August 09, 2017
The images people post to their Instagram accounts can reveal signs of depression, according to a study published Tuesday by EPJ Data Science.
People with depression tend to post images that are more blue, dark and gray, according to the study. Their images generated less "likes" but received more comments.
People with depression also tended to use fewer filters than others. But when they did, they disproportionately used the "Inkwell" filter, which removes all color from the image. They also favored the "Crema," "Willow" and "Reyes" filters.
People without depression overwhelmingly favored the "Valencia" filter, which lightens the tint of the image. They also tended to use "X-Pro II," "Hefe," "Amaro," "Rise" and "Lo-fi."
The study used Instagram data from 166 people, including 71 individuals with a history of depression.
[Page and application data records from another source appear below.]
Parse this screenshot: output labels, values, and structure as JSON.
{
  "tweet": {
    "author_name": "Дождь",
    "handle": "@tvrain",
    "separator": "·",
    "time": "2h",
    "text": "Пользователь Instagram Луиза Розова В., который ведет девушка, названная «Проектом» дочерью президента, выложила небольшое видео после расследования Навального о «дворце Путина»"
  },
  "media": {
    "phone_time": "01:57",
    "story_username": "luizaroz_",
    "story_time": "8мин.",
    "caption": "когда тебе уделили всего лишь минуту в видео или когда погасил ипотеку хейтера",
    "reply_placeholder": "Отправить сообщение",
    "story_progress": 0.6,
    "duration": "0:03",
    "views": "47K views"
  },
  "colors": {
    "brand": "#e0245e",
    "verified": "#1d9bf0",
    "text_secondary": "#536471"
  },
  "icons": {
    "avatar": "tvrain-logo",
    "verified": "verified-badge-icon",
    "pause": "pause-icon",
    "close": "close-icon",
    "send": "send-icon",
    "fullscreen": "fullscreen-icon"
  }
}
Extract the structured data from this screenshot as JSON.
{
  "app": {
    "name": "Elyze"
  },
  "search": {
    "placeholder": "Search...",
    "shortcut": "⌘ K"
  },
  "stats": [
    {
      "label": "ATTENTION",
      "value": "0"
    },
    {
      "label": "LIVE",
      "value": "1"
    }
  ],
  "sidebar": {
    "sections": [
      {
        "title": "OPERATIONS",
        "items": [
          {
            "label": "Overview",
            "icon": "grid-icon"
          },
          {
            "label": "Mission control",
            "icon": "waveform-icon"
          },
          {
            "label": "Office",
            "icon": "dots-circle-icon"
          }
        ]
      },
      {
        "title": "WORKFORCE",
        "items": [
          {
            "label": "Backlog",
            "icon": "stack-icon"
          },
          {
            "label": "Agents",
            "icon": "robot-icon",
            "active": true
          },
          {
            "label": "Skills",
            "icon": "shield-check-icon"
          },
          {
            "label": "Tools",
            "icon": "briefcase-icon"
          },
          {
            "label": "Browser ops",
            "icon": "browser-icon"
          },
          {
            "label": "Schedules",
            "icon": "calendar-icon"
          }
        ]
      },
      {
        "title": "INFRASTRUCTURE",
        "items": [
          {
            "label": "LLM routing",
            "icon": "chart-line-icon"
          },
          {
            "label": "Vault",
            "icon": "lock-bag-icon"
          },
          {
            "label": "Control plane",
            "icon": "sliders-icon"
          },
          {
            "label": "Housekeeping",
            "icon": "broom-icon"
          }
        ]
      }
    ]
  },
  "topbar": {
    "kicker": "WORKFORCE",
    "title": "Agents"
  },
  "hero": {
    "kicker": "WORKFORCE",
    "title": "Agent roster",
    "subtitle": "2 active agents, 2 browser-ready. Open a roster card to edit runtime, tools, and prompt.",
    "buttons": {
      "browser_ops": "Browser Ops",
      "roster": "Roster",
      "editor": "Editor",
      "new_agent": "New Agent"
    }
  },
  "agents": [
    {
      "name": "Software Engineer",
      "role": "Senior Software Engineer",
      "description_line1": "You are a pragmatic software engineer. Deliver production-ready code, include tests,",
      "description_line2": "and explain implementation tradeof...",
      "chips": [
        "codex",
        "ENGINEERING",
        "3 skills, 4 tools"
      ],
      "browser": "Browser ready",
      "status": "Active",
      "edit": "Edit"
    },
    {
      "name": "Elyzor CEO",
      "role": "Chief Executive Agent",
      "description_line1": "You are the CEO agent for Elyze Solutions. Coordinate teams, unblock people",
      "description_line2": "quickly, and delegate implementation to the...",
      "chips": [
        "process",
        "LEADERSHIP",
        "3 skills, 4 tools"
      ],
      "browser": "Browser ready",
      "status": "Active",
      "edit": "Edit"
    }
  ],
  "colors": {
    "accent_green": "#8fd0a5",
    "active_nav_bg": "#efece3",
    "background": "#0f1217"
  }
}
Researchers Andrew G. Reece, of Harvard University, and Christopher M. Danforth, of the University of Vermont, examined more than 43,000 photos, using color analysis, metadata components and algorithmic face detection to determine their results.
"Depressed Instagram users in our sample had an outsized preference for filtering out all color from posted photos, and showed an aversion to artificially lightening photos, compared to non-depressed controls," the researchers wrote. "These results matched well with the literature linking depression and a preference for darker, bluer and monochromatic colors."